RECORDS SUPPLIED →
=== Section Start ===
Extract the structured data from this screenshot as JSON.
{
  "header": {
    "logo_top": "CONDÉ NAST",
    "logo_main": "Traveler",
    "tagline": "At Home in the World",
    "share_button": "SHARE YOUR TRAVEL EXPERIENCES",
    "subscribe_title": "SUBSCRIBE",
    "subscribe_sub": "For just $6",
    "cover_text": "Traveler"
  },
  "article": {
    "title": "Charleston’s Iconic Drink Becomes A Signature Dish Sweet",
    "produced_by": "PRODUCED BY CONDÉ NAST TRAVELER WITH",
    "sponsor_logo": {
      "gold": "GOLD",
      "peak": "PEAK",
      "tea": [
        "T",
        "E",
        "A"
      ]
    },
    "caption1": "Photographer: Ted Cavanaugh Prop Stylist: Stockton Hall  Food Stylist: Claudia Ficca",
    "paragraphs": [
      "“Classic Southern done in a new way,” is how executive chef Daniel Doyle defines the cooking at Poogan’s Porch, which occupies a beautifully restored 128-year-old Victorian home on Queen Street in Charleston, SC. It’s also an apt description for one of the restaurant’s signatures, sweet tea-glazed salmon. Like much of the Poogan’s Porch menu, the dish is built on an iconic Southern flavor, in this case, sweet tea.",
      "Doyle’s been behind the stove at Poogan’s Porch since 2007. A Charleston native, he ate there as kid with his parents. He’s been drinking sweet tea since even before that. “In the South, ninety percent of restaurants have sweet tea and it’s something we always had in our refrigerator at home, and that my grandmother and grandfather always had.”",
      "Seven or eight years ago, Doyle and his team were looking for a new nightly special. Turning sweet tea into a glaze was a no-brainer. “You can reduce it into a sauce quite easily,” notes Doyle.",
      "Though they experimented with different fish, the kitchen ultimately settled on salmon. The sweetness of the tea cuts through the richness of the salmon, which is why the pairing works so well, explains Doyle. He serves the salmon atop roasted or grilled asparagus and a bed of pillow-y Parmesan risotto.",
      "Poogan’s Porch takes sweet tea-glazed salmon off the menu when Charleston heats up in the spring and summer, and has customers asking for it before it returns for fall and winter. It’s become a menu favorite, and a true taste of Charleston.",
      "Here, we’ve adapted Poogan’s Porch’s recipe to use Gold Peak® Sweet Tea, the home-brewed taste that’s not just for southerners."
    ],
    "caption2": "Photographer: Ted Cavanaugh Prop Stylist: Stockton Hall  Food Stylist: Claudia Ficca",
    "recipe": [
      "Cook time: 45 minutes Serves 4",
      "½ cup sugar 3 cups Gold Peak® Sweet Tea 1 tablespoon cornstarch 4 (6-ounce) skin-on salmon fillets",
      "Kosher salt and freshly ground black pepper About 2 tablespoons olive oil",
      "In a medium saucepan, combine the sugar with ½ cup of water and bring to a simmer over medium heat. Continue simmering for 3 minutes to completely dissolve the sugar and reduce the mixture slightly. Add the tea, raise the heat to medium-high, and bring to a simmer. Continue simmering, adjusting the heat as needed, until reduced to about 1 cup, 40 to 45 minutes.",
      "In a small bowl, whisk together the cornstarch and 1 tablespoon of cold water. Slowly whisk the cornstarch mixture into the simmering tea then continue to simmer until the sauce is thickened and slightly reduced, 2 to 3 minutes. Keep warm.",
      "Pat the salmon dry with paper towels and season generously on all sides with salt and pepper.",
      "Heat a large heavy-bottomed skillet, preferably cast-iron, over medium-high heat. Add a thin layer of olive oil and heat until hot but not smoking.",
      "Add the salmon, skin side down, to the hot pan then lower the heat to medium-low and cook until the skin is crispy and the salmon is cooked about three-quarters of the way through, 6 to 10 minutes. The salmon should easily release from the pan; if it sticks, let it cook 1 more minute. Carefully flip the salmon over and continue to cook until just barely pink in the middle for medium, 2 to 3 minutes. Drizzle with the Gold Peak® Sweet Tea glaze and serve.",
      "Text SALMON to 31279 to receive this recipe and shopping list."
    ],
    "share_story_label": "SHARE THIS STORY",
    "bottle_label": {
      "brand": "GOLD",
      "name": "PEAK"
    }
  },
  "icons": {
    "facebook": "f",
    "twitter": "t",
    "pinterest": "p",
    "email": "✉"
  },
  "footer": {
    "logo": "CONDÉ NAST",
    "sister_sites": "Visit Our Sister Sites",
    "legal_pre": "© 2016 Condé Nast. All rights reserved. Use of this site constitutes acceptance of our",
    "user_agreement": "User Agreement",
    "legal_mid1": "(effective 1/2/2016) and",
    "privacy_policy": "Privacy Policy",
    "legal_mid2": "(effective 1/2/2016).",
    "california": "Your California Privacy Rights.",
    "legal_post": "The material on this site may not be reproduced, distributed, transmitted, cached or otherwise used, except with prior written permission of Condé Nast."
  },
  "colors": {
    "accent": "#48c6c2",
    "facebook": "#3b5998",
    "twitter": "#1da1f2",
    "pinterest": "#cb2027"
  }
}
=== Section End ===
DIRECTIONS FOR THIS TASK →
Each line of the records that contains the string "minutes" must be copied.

ANSWER →
      "Cook time: 45 minutes Serves 4",
      "In a medium saucepan, combine the sugar with ½ cup of water and bring to a simmer over medium heat. Continue simmering for 3 minutes to completely dissolve the sugar and reduce the mixture slightly. Add the tea, raise the heat to medium-high, and bring to a simmer. Continue simmering, adjusting the heat as needed, until reduced to about 1 cup, 40 to 45 minutes.",
      "In a small bowl, whisk together the cornstarch and 1 tablespoon of cold water. Slowly whisk the cornstarch mixture into the simmering tea then continue to simmer until the sauce is thickened and slightly reduced, 2 to 3 minutes. Keep warm.",
      "Add the salmon, skin side down, to the hot pan then lower the heat to medium-low and cook until the skin is crispy and the salmon is cooked about three-quarters of the way through, 6 to 10 minutes. The salmon should easily release from the pan; if it sticks, let it cook 1 more minute. Carefully flip the salmon over and continue to cook until just barely pink in the middle for medium, 2 to 3 minutes. Drizzle with the Gold Peak® Sweet Tea glaze and serve.",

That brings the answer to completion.